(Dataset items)
★ ★ ★ ★ ★

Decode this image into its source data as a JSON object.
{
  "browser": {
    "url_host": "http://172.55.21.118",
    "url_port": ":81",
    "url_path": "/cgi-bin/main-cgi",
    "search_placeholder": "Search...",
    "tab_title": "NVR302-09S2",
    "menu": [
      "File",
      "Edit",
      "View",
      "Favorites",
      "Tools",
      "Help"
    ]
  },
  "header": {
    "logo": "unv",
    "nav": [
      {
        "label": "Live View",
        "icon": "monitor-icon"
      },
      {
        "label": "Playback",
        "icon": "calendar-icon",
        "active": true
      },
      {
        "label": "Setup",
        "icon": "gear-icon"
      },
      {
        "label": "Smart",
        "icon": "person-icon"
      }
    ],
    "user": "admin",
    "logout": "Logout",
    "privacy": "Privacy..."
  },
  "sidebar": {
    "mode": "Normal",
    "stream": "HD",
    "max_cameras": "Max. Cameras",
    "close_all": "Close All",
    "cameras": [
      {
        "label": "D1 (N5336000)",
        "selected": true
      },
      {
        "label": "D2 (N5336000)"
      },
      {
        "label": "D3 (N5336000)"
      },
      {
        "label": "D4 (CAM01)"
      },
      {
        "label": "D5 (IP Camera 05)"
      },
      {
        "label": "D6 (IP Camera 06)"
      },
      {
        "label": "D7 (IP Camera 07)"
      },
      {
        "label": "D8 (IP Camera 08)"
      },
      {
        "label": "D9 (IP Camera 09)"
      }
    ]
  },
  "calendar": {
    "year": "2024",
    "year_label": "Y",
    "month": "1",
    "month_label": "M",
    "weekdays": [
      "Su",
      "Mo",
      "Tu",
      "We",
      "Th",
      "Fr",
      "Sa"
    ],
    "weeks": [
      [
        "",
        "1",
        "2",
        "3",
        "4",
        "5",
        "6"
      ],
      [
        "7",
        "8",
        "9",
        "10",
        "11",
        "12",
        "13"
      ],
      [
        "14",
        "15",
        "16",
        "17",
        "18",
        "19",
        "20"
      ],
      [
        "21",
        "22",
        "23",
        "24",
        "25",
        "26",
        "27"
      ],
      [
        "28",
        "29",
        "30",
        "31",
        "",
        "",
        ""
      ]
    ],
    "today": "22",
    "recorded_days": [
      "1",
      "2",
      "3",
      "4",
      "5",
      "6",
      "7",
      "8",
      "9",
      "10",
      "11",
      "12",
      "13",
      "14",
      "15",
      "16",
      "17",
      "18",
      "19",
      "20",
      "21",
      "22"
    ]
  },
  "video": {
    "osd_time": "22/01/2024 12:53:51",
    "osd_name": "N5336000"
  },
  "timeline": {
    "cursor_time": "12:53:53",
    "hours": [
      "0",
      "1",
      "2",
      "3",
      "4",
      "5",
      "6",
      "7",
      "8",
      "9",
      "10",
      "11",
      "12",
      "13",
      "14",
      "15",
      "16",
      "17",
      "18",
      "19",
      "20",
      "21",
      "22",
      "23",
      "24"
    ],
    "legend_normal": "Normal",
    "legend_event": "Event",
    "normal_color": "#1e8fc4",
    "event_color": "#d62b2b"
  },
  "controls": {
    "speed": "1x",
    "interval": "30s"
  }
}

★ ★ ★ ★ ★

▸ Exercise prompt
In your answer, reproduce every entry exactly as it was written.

▸ Output of the exercise
Decode this image into its source data as a JSON object.
{
  "browser": {
    "url_host": "http://172.55.21.118",
    "url_port": ":81",
    "url_path": "/cgi-bin/main-cgi",
    "search_placeholder": "Search...",
    "tab_title": "NVR302-09S2",
    "menu": [
      "File",
      "Edit",
      "View",
      "Favorites",
      "Tools",
      "Help"
    ]
  },
  "header": {
    "logo": "unv",
    "nav": [
      {
        "label": "Live View",
        "icon": "monitor-icon"
      },
      {
        "label": "Playback",
        "icon": "calendar-icon",
        "active": true
      },
      {
        "label": "Setup",
        "icon": "gear-icon"
      },
      {
        "label": "Smart",
        "icon": "person-icon"
      }
    ],
    "user": "admin",
    "logout": "Logout",
    "privacy": "Privacy..."
  },
  "sidebar": {
    "mode": "Normal",
    "stream": "HD",
    "max_cameras": "Max. Cameras",
    "close_all": "Close All",
    "cameras": [
      {
        "label": "D1 (N5336000)",
        "selected": true
      },
      {
        "label": "D2 (N5336000)"
      },
      {
        "label": "D3 (N5336000)"
      },
      {
        "label": "D4 (CAM01)"
      },
      {
        "label": "D5 (IP Camera 05)"
      },
      {
        "label": "D6 (IP Camera 06)"
      },
      {
        "label": "D7 (IP Camera 07)"
      },
      {
        "label": "D8 (IP Camera 08)"
      },
      {
        "label": "D9 (IP Camera 09)"
      }
    ]
  },
  "calendar": {
    "year": "2024",
    "year_label": "Y",
    "month": "1",
    "month_label": "M",
    "weekdays": [
      "Su",
      "Mo",
      "Tu",
      "We",
      "Th",
      "Fr",
      "Sa"
    ],
    "weeks": [
      [
        "",
        "1",
        "2",
        "3",
        "4",
        "5",
        "6"
      ],
      [
        "7",
        "8",
        "9",
        "10",
        "11",
        "12",
        "13"
      ],
      [
        "14",
        "15",
        "16",
        "17",
        "18",
        "19",
        "20"
      ],
      [
        "21",
        "22",
        "23",
        "24",
        "25",
        "26",
        "27"
      ],
      [
        "28",
        "29",
        "30",
        "31",
        "",
        "",
        ""
      ]
    ],
    "today": "22",
    "recorded_days": [
      "1",
      "2",
      "3",
      "4",
      "5",
      "6",
      "7",
      "8",
      "9",
      "10",
      "11",
      "12",
      "13",
      "14",
      "15",
      "16",
      "17",
      "18",
      "19",
      "20",
      "21",
      "22"
    ]
  },
  "video": {
    "osd_time": "22/01/2024 12:53:51",
    "osd_name": "N5336000"
  },
  "timeline": {
    "cursor_time": "12:53:53",
    "hours": [
      "0",
      "1",
      "2",
      "3",
      "4",
      "5",
      "6",
      "7",
      "8",
      "9",
      "10",
      "11",
      "12",
      "13",
      "14",
      "15",
      "16",
      "17",
      "18",
      "19",
      "20",
      "21",
      "22",
      "23",
      "24"
    ],
    "legend_normal": "Normal",
    "legend_event": "Event",
    "normal_color": "#1e8fc4",
    "event_color": "#d62b2b"
  },
  "controls": {
    "speed": "1x",
    "interval": "30s"
  }
}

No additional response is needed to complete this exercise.